-- RECORD EXTRACTS follows --

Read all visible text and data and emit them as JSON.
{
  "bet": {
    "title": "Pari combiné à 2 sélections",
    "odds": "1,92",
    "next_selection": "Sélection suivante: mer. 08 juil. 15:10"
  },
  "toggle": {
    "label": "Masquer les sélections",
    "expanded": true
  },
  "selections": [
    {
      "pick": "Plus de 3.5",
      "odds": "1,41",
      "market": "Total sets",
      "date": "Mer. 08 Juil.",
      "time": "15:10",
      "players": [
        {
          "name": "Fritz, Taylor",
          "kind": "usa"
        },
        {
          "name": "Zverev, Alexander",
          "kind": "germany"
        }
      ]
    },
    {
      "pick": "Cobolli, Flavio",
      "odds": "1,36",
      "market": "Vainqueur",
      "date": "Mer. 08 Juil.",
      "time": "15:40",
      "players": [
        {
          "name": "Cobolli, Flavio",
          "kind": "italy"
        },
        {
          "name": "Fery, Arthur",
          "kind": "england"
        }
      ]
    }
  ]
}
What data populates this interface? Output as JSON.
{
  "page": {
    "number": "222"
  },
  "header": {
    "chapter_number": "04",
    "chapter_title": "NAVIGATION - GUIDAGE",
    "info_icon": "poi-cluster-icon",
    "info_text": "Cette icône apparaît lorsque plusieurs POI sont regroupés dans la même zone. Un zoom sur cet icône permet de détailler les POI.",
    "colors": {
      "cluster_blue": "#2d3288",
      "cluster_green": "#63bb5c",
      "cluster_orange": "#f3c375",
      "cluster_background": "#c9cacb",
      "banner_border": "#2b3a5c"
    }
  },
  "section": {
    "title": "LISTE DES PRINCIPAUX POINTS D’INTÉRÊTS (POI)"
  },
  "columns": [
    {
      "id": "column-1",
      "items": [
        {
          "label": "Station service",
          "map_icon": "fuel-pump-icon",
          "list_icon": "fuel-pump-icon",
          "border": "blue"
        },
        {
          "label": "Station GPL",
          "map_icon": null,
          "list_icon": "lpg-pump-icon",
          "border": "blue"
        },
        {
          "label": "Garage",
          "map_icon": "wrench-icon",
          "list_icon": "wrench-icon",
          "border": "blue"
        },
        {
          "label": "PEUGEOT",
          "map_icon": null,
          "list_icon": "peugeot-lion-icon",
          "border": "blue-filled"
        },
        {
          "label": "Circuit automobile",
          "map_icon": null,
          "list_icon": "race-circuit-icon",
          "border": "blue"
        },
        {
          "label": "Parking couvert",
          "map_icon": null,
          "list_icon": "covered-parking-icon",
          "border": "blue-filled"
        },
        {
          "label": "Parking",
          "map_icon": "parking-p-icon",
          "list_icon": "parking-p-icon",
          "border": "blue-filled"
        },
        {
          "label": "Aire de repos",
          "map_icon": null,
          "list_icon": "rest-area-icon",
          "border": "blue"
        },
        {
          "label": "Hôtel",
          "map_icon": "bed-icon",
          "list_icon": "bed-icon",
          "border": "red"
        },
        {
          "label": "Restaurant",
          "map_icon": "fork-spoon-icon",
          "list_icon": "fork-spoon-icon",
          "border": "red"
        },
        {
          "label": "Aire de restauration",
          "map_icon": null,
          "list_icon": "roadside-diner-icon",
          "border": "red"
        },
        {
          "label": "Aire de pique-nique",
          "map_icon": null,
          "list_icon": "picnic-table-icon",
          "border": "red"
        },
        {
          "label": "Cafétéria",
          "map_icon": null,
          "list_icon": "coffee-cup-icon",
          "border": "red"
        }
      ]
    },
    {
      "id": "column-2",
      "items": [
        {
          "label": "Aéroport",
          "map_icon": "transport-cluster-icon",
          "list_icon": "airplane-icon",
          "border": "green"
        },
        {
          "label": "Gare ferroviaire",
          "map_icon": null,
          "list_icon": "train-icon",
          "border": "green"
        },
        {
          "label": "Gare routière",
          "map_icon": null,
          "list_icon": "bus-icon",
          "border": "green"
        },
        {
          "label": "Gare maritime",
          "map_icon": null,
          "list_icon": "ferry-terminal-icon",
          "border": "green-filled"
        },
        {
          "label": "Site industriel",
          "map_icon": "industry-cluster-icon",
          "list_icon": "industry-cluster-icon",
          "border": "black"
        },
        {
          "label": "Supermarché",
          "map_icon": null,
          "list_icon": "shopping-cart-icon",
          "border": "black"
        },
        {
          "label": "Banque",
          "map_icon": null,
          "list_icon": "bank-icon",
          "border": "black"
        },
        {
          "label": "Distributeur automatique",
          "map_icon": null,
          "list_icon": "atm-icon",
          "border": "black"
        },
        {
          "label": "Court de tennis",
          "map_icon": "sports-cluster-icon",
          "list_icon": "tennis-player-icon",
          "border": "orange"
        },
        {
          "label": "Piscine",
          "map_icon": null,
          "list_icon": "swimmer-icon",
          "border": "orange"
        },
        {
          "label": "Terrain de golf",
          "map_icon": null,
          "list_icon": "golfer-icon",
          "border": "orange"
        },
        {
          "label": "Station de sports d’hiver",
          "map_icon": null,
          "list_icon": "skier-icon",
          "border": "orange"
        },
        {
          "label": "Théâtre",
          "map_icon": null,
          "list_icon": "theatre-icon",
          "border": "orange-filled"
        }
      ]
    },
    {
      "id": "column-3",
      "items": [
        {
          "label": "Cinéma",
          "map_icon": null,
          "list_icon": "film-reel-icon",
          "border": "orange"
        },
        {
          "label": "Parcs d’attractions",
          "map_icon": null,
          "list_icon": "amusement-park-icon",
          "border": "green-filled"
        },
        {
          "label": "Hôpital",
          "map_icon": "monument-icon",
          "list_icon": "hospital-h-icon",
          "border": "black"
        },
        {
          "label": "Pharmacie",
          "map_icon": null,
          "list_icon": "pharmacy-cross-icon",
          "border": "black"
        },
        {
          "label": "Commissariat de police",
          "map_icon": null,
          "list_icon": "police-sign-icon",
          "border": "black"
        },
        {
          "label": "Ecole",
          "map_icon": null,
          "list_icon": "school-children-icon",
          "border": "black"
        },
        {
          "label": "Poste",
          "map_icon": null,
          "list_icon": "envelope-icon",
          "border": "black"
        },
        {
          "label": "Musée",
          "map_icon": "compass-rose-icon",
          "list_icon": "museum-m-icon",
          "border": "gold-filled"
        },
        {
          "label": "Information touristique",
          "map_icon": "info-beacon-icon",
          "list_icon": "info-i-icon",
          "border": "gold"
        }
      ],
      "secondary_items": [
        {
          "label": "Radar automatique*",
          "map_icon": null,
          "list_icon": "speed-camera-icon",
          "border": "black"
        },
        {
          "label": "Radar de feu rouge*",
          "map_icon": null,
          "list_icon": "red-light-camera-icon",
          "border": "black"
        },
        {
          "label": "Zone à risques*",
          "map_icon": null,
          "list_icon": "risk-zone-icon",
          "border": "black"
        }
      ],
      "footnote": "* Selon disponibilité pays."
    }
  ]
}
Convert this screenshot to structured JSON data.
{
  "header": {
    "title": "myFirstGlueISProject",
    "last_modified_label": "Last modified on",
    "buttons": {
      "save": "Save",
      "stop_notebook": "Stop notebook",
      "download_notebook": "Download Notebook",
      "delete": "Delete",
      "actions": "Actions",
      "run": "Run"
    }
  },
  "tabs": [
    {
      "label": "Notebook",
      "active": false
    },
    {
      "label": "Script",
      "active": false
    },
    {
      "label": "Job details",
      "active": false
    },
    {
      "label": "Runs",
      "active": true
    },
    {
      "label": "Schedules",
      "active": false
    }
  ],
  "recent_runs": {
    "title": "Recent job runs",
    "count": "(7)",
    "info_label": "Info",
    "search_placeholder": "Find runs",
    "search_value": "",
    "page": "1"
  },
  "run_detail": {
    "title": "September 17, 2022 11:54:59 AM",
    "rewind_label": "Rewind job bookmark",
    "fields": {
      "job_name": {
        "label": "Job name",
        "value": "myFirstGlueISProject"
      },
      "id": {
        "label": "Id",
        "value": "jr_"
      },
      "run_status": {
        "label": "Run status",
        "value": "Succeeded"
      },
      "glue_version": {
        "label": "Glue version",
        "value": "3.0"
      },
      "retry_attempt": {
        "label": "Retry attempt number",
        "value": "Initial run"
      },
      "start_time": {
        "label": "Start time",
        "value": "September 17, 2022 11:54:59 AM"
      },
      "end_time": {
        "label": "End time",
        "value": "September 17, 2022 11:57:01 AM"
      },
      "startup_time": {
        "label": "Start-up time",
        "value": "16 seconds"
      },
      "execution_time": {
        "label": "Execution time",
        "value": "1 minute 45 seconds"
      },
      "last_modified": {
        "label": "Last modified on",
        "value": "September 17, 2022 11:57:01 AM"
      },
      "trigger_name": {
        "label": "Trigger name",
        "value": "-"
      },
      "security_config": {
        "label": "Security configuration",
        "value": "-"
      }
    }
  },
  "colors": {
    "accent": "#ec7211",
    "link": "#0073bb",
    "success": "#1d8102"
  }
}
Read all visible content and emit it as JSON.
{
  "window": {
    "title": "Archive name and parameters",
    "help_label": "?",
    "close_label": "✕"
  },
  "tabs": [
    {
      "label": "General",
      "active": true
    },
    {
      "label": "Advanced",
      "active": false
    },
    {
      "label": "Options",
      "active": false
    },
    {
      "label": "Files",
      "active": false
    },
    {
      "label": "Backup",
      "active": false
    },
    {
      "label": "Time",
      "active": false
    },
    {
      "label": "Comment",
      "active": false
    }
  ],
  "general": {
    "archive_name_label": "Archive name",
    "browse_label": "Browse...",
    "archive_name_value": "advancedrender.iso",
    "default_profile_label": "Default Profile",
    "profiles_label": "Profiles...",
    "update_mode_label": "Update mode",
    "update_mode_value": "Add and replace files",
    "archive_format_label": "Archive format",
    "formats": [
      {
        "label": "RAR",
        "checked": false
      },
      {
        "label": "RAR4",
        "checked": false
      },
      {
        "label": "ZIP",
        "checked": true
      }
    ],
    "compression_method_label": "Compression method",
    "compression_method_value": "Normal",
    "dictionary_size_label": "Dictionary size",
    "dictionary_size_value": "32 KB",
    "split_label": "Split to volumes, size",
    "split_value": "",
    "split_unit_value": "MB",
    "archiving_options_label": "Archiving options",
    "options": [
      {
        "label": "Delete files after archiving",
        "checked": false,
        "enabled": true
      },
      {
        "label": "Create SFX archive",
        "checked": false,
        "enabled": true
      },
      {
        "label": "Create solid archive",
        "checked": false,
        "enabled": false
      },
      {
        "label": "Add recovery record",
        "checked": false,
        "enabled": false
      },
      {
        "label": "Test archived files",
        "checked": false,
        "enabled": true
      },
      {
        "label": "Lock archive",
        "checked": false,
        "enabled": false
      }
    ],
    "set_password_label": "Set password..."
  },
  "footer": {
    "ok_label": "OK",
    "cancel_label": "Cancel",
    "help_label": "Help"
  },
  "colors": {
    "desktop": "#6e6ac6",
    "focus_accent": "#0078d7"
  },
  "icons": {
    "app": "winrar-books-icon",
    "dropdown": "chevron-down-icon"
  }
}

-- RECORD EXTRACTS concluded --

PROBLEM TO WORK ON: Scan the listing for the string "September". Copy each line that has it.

REPLY:
    "title": "September 17, 2022 11:54:59 AM",
        "value": "September 17, 2022 11:54:59 AM"
        "value": "September 17, 2022 11:57:01 AM"
        "value": "September 17, 2022 11:57:01 AM"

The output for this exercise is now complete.